Hire your way to growth

Let’s make 2015 the year to hire in your small business. Why? Because you want to grow your business.

Most small business owners and entrepreneurs want growth. They want to see their business expand, with more customers and greater sales and profits. But one of “Rhonda’s Rules” is: “You can’t grow alone.”

If you want to build a company of any significant size or value, you need help. You need to build a team of employees and/or contractors.

Don’t think you need help? Well, ask yourself this question: Are you creating a job or are you creating a business?

If you’re creating a job for yourself — self-employment — then it’s fine to try to do everything on your own. But if you want to create something that has value beyond just selling your time — if you want to create wealth — then you need to build a business. And that means you need to develop a team.

Hiring changed my business. I wish I had done it sooner.

I was a self-employed consultant doing rather well.
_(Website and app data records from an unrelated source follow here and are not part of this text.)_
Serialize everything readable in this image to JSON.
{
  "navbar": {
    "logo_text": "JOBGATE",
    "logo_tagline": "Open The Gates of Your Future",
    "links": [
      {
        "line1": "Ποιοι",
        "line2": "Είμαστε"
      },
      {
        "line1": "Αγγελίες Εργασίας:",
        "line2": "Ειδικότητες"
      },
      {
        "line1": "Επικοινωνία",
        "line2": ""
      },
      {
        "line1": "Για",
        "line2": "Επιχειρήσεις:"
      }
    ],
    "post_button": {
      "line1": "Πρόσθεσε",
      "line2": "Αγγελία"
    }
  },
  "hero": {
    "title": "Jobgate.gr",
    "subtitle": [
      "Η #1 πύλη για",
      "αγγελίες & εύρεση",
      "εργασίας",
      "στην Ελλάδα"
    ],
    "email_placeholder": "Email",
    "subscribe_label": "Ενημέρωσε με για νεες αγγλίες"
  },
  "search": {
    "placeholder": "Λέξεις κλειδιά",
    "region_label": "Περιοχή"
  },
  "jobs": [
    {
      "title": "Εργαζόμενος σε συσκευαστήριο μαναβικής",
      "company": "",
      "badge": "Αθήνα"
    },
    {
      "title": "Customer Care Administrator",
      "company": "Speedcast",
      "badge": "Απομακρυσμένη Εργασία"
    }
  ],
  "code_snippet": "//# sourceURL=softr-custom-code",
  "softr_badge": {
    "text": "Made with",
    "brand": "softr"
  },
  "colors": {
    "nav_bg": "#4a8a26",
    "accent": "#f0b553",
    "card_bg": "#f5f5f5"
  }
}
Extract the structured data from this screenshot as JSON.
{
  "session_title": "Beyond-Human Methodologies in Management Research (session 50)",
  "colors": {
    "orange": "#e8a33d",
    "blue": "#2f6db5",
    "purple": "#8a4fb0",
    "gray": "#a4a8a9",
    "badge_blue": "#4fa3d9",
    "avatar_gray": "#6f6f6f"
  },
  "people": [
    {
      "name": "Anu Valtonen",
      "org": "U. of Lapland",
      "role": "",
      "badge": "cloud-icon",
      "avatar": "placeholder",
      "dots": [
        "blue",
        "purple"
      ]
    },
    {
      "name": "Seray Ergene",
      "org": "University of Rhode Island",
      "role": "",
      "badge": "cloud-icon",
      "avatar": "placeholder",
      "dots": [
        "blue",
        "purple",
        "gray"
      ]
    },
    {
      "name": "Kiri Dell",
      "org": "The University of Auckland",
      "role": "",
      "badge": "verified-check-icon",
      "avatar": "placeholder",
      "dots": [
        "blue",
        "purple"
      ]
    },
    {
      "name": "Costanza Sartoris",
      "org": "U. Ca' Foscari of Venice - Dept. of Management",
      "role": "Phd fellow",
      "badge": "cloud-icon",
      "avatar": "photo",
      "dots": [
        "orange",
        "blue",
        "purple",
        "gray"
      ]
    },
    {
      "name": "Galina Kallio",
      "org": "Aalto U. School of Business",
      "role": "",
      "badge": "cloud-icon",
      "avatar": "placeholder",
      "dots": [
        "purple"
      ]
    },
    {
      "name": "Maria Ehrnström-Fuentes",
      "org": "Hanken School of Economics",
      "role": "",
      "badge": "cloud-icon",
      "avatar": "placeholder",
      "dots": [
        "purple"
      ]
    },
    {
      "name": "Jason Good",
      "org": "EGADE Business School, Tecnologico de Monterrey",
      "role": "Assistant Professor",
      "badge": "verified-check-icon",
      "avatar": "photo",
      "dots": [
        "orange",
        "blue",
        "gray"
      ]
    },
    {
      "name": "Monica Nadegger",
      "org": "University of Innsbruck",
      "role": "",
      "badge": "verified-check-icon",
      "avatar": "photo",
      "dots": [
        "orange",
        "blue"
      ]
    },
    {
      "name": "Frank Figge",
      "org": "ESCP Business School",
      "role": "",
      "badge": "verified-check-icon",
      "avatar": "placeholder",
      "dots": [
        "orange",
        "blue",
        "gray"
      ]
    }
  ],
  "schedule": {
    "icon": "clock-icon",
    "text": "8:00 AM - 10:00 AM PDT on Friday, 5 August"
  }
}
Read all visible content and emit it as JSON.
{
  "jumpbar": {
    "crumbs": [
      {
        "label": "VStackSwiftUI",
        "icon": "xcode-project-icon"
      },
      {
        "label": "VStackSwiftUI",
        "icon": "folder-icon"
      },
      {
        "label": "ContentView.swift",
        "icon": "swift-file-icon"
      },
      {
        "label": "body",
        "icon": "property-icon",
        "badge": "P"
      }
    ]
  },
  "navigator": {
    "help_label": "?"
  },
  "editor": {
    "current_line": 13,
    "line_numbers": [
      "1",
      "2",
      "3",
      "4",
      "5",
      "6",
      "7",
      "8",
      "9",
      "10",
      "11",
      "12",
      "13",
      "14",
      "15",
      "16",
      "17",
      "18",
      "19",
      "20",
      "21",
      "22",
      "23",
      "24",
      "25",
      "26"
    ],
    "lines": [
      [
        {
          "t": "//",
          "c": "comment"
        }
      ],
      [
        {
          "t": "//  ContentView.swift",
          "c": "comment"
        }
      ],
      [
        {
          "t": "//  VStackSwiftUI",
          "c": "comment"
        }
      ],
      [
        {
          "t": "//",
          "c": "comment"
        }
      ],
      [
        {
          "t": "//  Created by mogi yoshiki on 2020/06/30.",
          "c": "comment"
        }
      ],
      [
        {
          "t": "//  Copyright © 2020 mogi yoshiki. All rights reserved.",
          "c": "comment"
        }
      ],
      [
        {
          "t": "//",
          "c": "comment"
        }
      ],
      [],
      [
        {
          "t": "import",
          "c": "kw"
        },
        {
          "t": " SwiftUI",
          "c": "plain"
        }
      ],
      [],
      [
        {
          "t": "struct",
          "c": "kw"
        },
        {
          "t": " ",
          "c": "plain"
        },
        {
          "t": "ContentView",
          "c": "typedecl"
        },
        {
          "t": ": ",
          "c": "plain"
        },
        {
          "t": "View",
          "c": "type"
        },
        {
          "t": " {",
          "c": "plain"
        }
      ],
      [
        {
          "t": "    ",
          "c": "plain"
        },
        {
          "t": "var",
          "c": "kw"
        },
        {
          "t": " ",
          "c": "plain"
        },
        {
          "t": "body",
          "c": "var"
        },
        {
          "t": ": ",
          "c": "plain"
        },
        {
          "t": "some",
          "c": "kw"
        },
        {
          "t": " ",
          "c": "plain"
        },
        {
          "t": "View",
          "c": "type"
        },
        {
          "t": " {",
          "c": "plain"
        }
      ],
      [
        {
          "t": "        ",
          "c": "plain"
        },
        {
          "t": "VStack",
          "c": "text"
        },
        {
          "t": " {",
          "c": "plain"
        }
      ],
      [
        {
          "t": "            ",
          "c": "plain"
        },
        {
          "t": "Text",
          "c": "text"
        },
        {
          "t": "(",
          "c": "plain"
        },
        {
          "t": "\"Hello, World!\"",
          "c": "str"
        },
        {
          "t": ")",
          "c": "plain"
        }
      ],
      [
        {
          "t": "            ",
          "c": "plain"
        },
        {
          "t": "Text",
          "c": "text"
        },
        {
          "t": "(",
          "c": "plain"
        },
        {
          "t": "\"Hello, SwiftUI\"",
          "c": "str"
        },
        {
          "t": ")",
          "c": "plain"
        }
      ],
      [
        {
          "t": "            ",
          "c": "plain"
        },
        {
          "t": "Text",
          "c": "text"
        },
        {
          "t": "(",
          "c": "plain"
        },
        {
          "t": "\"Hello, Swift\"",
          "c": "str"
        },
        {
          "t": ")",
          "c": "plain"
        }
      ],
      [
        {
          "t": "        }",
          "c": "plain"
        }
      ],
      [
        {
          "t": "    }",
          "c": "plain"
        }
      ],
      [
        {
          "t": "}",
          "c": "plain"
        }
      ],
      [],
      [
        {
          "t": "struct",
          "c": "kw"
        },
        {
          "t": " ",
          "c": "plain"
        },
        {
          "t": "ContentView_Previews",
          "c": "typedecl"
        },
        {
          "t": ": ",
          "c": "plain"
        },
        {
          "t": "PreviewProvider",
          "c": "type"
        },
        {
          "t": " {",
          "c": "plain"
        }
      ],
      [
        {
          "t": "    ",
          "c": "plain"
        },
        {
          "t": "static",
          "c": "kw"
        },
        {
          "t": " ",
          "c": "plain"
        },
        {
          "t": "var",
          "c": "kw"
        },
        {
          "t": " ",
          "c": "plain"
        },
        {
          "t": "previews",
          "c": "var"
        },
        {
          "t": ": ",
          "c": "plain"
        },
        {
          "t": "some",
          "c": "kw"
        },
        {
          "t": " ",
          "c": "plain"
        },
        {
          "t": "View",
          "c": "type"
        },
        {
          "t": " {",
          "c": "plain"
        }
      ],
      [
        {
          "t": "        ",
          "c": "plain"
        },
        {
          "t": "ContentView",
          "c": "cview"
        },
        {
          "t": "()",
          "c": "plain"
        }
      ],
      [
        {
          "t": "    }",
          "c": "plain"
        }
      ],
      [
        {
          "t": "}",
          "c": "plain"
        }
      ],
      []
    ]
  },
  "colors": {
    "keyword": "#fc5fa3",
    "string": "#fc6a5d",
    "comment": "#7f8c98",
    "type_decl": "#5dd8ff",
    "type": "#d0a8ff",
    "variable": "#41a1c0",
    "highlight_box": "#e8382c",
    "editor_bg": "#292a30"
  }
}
But I spent much of my time running to the post office, sending out invoices and handling paperwork. That was time I could have spent searching for and serving new clients, writing books and columns, and making more money.

So one day, I took the plunge and hired a part-time administrative assistant. I paid just $10 an hour for 20 hours a week. I was lucky; I found a cracker-jack person. It changed my life. Since then, I’ve hired many more employees and contractors. And my business has grown in size and in value.

Hiring can change your business, too. And like I did, you can start small.

Why should you hire?

1. Hiring grows your business. Having a team enables you to concentrate your time and energies on the work you do best, rather than administrative or sales tasks. It increases your company’s overall capacity. You can sell more because you have more resources to serve additional clients or customers.

2. Hiring changes your life. Working alone can be lonely. It’s hard to stay motivated and make all the decisions yourself. Having someone else on board brings you skills and capabilities you don’t have yourself, ideally balancing your weaknesses. And, as you grow your overall revenues, you increase the likelihood that you could sell your business one day.

3. Hiring changes the world. According to the Small Business Association, in 2010 there were 27.9 million small businesses in the U.S., and three-quarters of them had no employees. If a mere 1 percent of them hired just one employee, they’d create more than 200,000 new jobs.

How much can you pay?

Of course, hiring costs money. To figure out how much you can afford:

1. Review your current monthly cash flow. Will you have enough money in the bank each month to make payroll? Even if your business is profitable at the end of the year, you must pay employees and contractors bi-weekly or monthly. So first take a realistic look at your monthly dollars in and dollars out.

2. Estimate your current monthly profit. Have you consistently been generating enough income to support the type of help you need, as well as yourself?

3. Estimate expected additional income. The goal of hiring employees is to enable you to make more money. How much will your new employee realistically generate? Be conservative.

4. Estimate how much you’ll have to pay. Once you decide what role and tasks you want your new employee or contractor to assume, determine comparable pay rates.

5. Estimate monthly taxes and benefits. Don’t forget that you also have to pay taxes and cover the cost of any benefits for employees.

6. Estimate additional costs. Will you pay higher rent for more space, have increased telecom, travel or energy expenses? Make an estimate of these costs as well.

But don’t be deterred. Sure, hiring employees or contractors costs money. But it’s an investment in your business and your future. Remember, if you want to grow, you need help. So let’s make 2015 the year to hire in your small business.